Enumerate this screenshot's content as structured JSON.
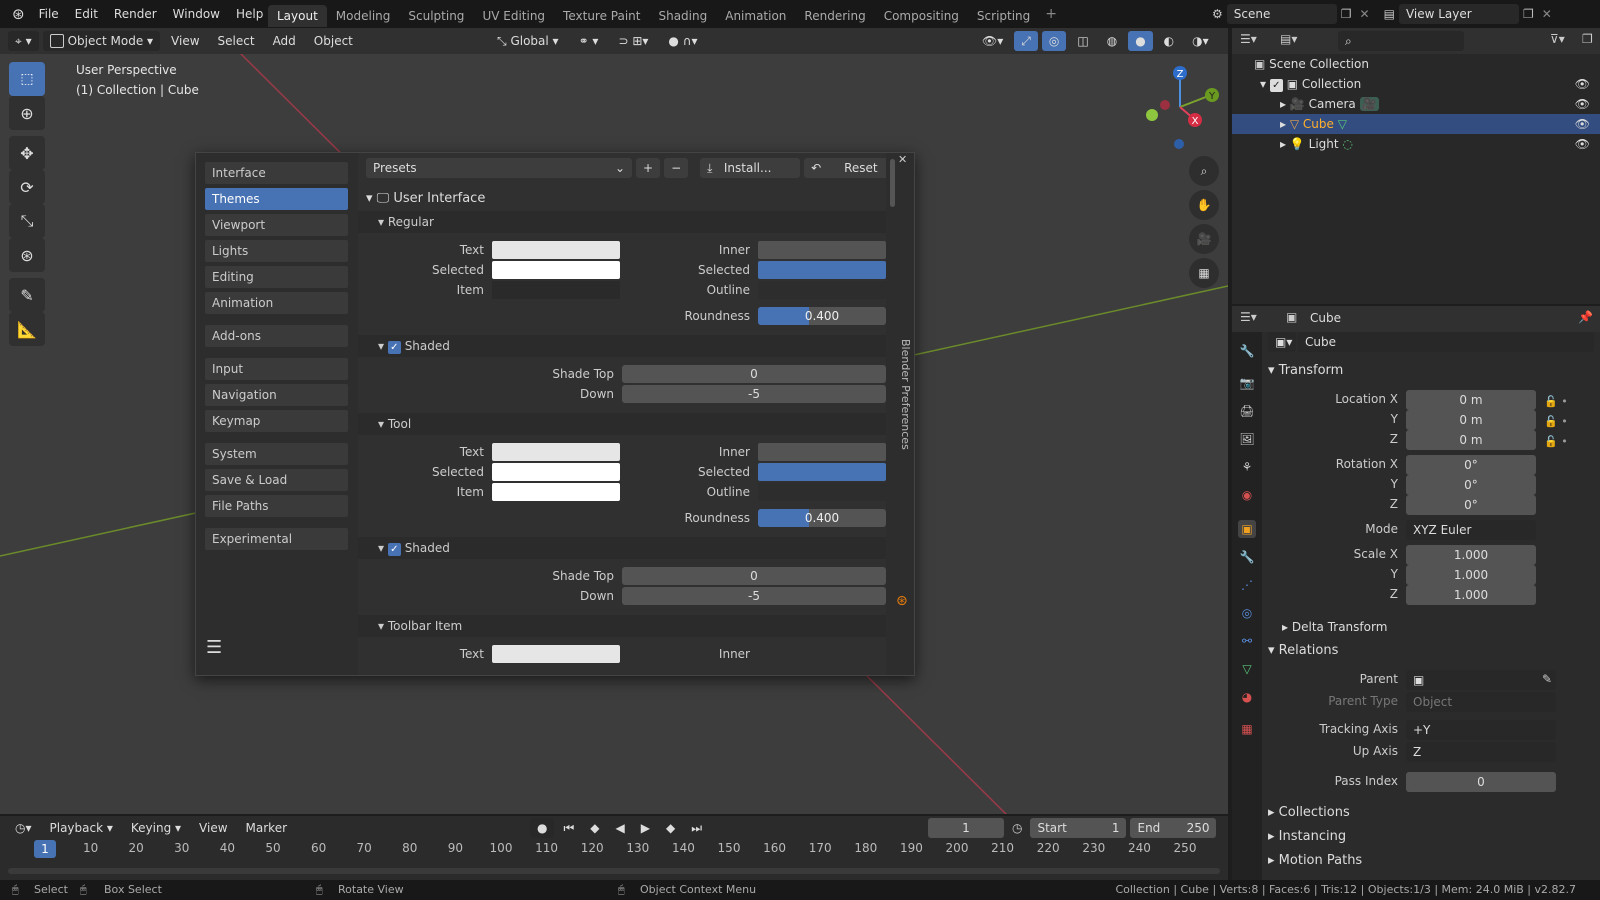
{
  "topbar": {
    "menus": [
      "File",
      "Edit",
      "Render",
      "Window",
      "Help"
    ],
    "workspaces": [
      "Layout",
      "Modeling",
      "Sculpting",
      "UV Editing",
      "Texture Paint",
      "Shading",
      "Animation",
      "Rendering",
      "Compositing",
      "Scripting"
    ],
    "active_workspace": "Layout",
    "scene": "Scene",
    "view_layer": "View Layer"
  },
  "viewport": {
    "mode": "Object Mode",
    "menus": [
      "View",
      "Select",
      "Add",
      "Object"
    ],
    "orientation": "Global",
    "info_line1": "User Perspective",
    "info_line2": "(1) Collection | Cube",
    "gizmo": {
      "x": "X",
      "y": "Y",
      "z": "Z"
    }
  },
  "prefs": {
    "title": "Blender Preferences",
    "sidebar": [
      "Interface",
      "Themes",
      "Viewport",
      "Lights",
      "Editing",
      "Animation",
      "Add-ons",
      "Input",
      "Navigation",
      "Keymap",
      "System",
      "Save & Load",
      "File Paths",
      "Experimental"
    ],
    "active": "Themes",
    "presets": "Presets",
    "install": "Install...",
    "reset": "Reset",
    "section": "User Interface",
    "regular": {
      "title": "Regular",
      "text": "Text",
      "selected": "Selected",
      "item": "Item",
      "inner": "Inner",
      "outline": "Outline",
      "roundness_label": "Roundness",
      "roundness": "0.400",
      "roundness_value": 0.4,
      "shaded": "Shaded",
      "shade_top_label": "Shade Top",
      "shade_top": "0",
      "down_label": "Down",
      "down": "-5"
    },
    "tool": {
      "title": "Tool",
      "text": "Text",
      "selected": "Selected",
      "item": "Item",
      "inner": "Inner",
      "outline": "Outline",
      "roundness_label": "Roundness",
      "roundness": "0.400",
      "roundness_value": 0.4,
      "shaded": "Shaded",
      "shade_top_label": "Shade Top",
      "shade_top": "0",
      "down_label": "Down",
      "down": "-5"
    },
    "toolbar_item": {
      "title": "Toolbar Item",
      "text": "Text",
      "inner": "Inner"
    }
  },
  "outliner": {
    "root": "Scene Collection",
    "collection": "Collection",
    "items": [
      "Camera",
      "Cube",
      "Light"
    ],
    "selected": "Cube"
  },
  "properties": {
    "object_name": "Cube",
    "data_name": "Cube",
    "transform": "Transform",
    "location_label": "Location X",
    "rotation_label": "Rotation X",
    "scale_label": "Scale X",
    "axis_y": "Y",
    "axis_z": "Z",
    "location": [
      "0 m",
      "0 m",
      "0 m"
    ],
    "rotation": [
      "0°",
      "0°",
      "0°"
    ],
    "mode_label": "Mode",
    "mode": "XYZ Euler",
    "scale": [
      "1.000",
      "1.000",
      "1.000"
    ],
    "delta": "Delta Transform",
    "relations": "Relations",
    "parent_label": "Parent",
    "parent_type_label": "Parent Type",
    "parent_type": "Object",
    "tracking_label": "Tracking Axis",
    "tracking": "+Y",
    "up_label": "Up Axis",
    "up": "Z",
    "pass_label": "Pass Index",
    "pass": "0",
    "collections": "Collections",
    "instancing": "Instancing",
    "motion_paths": "Motion Paths"
  },
  "timeline": {
    "menus": [
      "Playback",
      "Keying",
      "View",
      "Marker"
    ],
    "current": "1",
    "start_label": "Start",
    "start": "1",
    "end_label": "End",
    "end": "250",
    "ticks": [
      "10",
      "20",
      "30",
      "40",
      "50",
      "60",
      "70",
      "80",
      "90",
      "100",
      "110",
      "120",
      "130",
      "140",
      "150",
      "160",
      "170",
      "180",
      "190",
      "200",
      "210",
      "220",
      "230",
      "240",
      "250"
    ],
    "playhead": "1"
  },
  "status": {
    "select": "Select",
    "box_select": "Box Select",
    "rotate": "Rotate View",
    "context": "Object Context Menu",
    "info": "Collection | Cube | Verts:8 | Faces:6 | Tris:12 | Objects:1/3 | Mem: 24.0 MiB | v2.82.7"
  },
  "colors": {
    "accent": "#4772b3",
    "selected_row": "#334d80",
    "bg": "#3d3d3d"
  }
}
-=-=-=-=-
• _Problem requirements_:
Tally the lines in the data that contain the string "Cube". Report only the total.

• _Answer to this task_:
6